How do we know?

President Donald J. Trump said so last week. During a conference call with state and federal leaders preparing for another hurricane season, he thanked the Coast Guard for helping save 16,000 people after hurricanes Harvey and Maria and other storms. The Coast Guard doesn’t “get enough credit,” he said.

Then he said this: “Sixteen thousand people, many of them in Texas, for whatever reason that is. People went out in their boats to watch the hurricane. That didn’t work out too well.”

Anyone who can make sense of such absurdity is a better Trump exegete than we.


Venturing a guess, the president seems to believe that the Coast Guard only rescues people at sea and that those bobbing boats he might have seen on cable news last August were foolish Houstonians seeking a little late-summer recreation in the face of impending mortal danger. Like Civil War-era Washingtonians picnicking near the First Battle of Bull Run, we were irresponsible gawkers, perhaps even deserving of the consequences of our own making.


Texas House Speaker Joe Straus was quick to respond. “The people who took their boats into the water during Harvey were not storm-watchers,” the San Antonio Republican said. “They were heroes who went toward danger to rescue friends, neighbors, strangers. Texans helping Texans in a time of desperate need.”

A sarcastic Harris County Sheriff Ed Gonzalez also responded: “I’ll be sure to invite the president to ride out the next hurricane in a jon boat in Galveston Bay the next time one approaches.” Read the rest of this entry »


Sonam Wangchuk is an engineer who has come up with an innovative way to provide fresh water to villages in Ladakh, one of the high-altitude deserts in the world located in the Himalayas. Wangchuk sources water from streams and uses it to create artificial glaciers, which store fresh water until it’s needed in springtime.

A certain amount of global warming is baked unavoidably into the climate cake. It is coming. We will need to adapt.
One of the most critical needs will be for communities that depend on mountain glaciers as a year round water supply – who will be in deep trouble as glaciers melt and disappear.
This might be a small scale solution. Not sure how it works at macro-scale.


This is an updated version of the short film ‘The Monk, The Engineer and The Artificial Glacier’. It has upadates about the work on the pilot project carried out in Jan- Feb 2015, appended to the original film.
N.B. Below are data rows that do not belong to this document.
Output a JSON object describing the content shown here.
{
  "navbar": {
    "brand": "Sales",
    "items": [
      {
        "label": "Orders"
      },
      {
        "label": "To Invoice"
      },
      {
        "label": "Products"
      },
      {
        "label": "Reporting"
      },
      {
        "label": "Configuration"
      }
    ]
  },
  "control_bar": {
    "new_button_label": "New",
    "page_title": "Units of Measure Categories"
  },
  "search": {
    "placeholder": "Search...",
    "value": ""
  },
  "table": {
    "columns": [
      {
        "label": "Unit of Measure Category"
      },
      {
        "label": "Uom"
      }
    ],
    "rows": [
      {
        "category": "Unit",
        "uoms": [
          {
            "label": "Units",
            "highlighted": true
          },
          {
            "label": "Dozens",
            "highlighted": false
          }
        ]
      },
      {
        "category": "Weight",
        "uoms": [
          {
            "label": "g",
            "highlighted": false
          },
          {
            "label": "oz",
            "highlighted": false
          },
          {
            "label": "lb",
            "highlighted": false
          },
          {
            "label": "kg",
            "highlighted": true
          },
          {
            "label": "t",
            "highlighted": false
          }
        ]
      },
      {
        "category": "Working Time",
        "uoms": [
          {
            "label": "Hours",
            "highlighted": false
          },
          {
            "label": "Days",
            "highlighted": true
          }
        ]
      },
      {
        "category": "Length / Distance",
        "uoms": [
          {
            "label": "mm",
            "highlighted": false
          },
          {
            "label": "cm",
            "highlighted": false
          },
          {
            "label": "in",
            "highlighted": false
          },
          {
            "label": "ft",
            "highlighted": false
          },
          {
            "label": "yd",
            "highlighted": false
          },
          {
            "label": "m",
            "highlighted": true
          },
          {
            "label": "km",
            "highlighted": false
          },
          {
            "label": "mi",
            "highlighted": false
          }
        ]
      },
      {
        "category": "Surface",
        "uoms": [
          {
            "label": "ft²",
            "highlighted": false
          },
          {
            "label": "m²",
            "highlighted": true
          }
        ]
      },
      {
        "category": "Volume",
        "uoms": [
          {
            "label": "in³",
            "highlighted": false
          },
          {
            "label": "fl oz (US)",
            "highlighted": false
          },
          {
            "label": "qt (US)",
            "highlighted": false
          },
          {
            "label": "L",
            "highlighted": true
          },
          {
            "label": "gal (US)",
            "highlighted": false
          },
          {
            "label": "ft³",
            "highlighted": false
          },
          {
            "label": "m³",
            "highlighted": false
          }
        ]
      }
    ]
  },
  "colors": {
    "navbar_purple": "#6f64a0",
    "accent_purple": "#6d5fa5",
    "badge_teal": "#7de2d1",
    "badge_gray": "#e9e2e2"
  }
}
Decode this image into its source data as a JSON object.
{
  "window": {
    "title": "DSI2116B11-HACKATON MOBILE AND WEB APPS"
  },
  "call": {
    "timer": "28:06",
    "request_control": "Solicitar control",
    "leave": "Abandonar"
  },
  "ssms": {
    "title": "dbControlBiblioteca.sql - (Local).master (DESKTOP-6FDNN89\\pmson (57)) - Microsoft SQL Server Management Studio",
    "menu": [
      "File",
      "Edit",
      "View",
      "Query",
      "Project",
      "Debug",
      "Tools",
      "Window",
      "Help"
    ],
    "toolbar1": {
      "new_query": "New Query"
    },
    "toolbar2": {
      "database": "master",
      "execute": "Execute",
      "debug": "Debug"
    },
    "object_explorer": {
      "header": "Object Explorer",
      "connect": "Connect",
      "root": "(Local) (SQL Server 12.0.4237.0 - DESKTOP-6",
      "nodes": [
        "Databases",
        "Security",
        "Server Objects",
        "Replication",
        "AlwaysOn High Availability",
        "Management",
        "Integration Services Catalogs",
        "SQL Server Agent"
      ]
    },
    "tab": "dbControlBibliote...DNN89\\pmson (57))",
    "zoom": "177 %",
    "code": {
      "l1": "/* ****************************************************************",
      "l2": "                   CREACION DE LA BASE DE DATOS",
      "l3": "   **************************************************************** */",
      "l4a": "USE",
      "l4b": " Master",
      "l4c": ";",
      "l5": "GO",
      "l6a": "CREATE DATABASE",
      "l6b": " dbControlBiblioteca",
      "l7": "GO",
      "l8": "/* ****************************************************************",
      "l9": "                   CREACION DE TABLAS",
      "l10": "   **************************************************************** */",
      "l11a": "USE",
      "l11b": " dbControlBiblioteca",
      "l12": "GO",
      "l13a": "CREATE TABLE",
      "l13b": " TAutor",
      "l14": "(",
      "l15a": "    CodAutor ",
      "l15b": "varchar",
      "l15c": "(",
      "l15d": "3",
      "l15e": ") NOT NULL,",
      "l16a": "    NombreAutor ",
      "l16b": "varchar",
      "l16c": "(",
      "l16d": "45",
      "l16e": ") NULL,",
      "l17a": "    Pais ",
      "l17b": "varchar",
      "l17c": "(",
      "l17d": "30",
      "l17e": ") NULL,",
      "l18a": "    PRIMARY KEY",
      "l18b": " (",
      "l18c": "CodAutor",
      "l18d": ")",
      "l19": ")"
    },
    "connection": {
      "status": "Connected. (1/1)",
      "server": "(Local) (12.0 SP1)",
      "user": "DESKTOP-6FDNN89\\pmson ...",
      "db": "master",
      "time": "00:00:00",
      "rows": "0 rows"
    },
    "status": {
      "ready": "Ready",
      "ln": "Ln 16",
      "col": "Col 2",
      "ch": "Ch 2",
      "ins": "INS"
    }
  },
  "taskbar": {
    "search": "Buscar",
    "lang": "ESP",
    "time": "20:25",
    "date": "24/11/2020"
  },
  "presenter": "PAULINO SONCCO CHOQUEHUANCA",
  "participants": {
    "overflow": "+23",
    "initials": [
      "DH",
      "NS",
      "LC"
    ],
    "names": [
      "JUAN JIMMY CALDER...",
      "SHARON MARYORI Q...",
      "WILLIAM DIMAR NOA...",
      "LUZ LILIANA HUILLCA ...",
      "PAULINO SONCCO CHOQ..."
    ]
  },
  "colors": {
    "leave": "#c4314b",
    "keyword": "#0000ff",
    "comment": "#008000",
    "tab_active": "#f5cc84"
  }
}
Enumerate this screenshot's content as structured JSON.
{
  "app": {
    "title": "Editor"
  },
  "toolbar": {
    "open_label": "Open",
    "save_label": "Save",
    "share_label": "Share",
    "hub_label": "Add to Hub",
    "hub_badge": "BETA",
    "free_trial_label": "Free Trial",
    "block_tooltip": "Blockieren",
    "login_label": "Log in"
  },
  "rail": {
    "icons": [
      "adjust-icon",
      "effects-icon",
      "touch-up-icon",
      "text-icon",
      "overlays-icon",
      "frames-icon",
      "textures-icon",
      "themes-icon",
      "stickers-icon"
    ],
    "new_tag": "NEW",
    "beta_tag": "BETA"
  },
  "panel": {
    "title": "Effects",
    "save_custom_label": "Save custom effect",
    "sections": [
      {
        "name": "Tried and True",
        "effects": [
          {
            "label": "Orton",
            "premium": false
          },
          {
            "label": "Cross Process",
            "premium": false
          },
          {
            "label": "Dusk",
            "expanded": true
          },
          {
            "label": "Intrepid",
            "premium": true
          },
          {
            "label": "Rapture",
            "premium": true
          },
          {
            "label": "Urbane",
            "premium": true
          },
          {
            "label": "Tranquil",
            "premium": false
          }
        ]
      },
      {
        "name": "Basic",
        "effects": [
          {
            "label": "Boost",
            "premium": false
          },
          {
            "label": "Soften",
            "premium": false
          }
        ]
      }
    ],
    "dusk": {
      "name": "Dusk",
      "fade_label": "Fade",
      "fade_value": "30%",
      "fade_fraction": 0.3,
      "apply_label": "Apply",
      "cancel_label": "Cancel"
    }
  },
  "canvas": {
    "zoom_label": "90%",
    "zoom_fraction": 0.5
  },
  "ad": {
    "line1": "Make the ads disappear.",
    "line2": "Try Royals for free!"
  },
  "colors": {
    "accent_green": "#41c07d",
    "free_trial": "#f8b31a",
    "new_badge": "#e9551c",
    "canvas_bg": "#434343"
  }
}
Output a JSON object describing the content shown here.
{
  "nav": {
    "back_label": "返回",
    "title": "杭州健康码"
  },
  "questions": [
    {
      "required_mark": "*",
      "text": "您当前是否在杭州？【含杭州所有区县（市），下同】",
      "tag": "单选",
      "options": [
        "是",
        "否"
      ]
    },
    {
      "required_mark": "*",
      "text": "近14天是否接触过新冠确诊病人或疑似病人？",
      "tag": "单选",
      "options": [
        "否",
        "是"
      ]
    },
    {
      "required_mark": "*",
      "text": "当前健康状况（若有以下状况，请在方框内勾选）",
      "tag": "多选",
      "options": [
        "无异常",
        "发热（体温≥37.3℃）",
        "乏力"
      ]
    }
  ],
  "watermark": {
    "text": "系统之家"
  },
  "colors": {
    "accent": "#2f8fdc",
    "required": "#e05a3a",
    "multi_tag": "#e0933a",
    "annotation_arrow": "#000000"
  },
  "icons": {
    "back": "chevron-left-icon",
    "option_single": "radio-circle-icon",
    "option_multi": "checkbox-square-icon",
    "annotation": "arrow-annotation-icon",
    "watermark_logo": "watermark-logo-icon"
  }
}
Through the Ice Stupa Artificial Glacier Project, Ladakh attempts to solve its water crisis caused by melting glaciers/climate change. To support this project go to

Below, Glacier experts describe the possible impacts of disappearing glaciers. Read the rest of this entry »